Back in the days before the personal computer when IT was called MIS (management information systems) we had these giant behemoth mainframe computers. Everything lived in the mainframe: files, early databases, programs, transaction processing systems…everything. Distributed throughout a building or corporate campus were a number of “dumb” terminals connected via control units and coaxial cables. While the old IBM green screen terminals were quite large and rather heavy today they might be called “thin clients”.
As personal computers (PC’s) worked their way into the corporate enterprise some of the processing that had taken place on the mainframe could now been done at the desktop on a PC. Throughout the 1980’s PCs ran the DOS Operating System and PC screens really did not look much different that mainframe terminals. The initial desktop applications centered around word processing and early spreadsheets. At first the lucky few that got a PC still had to have that dumb terminal on the desk . It wasn’t long before they were asking why they had to have two “terminals” on their desk. Eventually network cards and terminal emulation applications were became available that would allow a PC to connect to the mainframe and be used as a terminal. It would take several years however before it was possible for the mainframe to “serve” data to the PC “fat client” application. This new “client/server” architecture was my first experience with a “Discontinuous Innovation” as best described by author Geoffrey Moore in his 1991 book Crossing the Chasm.

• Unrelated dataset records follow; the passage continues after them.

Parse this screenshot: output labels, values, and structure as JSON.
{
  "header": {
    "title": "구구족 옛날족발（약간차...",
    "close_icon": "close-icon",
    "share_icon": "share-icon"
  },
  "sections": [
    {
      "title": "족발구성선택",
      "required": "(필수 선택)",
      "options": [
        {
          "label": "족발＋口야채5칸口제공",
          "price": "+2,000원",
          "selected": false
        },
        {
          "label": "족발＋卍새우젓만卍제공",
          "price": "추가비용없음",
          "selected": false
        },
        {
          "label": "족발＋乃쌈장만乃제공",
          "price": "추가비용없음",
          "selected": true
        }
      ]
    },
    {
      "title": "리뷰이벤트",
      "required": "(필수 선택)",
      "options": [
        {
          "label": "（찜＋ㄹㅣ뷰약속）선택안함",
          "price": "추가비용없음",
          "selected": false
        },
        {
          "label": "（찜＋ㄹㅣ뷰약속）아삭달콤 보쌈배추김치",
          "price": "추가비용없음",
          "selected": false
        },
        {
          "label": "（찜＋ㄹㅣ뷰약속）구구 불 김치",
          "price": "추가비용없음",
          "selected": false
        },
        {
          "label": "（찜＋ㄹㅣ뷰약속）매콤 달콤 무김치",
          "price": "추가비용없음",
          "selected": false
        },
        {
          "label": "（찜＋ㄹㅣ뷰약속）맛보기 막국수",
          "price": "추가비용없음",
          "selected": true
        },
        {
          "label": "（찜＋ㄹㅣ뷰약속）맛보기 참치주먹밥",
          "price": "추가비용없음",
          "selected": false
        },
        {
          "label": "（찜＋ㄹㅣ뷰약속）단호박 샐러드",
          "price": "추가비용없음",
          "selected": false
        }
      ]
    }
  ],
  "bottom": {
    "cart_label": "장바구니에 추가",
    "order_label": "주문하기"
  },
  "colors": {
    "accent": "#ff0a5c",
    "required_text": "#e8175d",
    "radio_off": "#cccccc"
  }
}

Prior to the invasion of the PC large companies had huge MIS departments with teams of developers writing custom “programs” for the exclusive use of their employer. MIS was the gatekeeper, and if you wanted a new application or just wanted a title on a report changed it was a long and arduous process. In time software companies like SAP developed vertically aligned applications that they would sell directly to the business units. This was attractive as it was now much easier for end users to get new applications developed and make changes without having to deal with MIS. MIS fought this as long as they could but it was clearly a loosing battle. In the 1990’s the Windows Operating System began to displace DOS as the predominant desktop operating system in the enterprise. With the Windows Graphical User Interface (GUI) and software development platforms such as “Powerbuilder” programmers now had access to software development tools specifically designed for developing client/server applications. Eventually MIS (a department within a company that controlled everything) became the Information Technology (IT) department as they now had to support a broad set of IT applications and equipment across the enterprise.
While companies had been sharing data between mainframe systems and certain “mini-computers”, “Client/Server” application was the first true form of distributed computing. This changed everything.
Interesting Note: In the world of centralized computing a system outage was felt across the entire organization and you did not want to be responsible for taking the system down. You had to be very methodical in planning software updates or maintenance operations. Since all of the devices such as dumb terminals and printers located inside the building(s) were connected via coaxial cable there was no internal “Network” for us to consider. The network was primarily outside of the building and managed by companies like Bell Atlantic and AT&T. Since we didn’t fully understand network communications, and it wasn’t our responsibility, the most common representation of the network was a cloud that floated across the top of systems architecture diagrams. Hence the term “Cloud Computing”.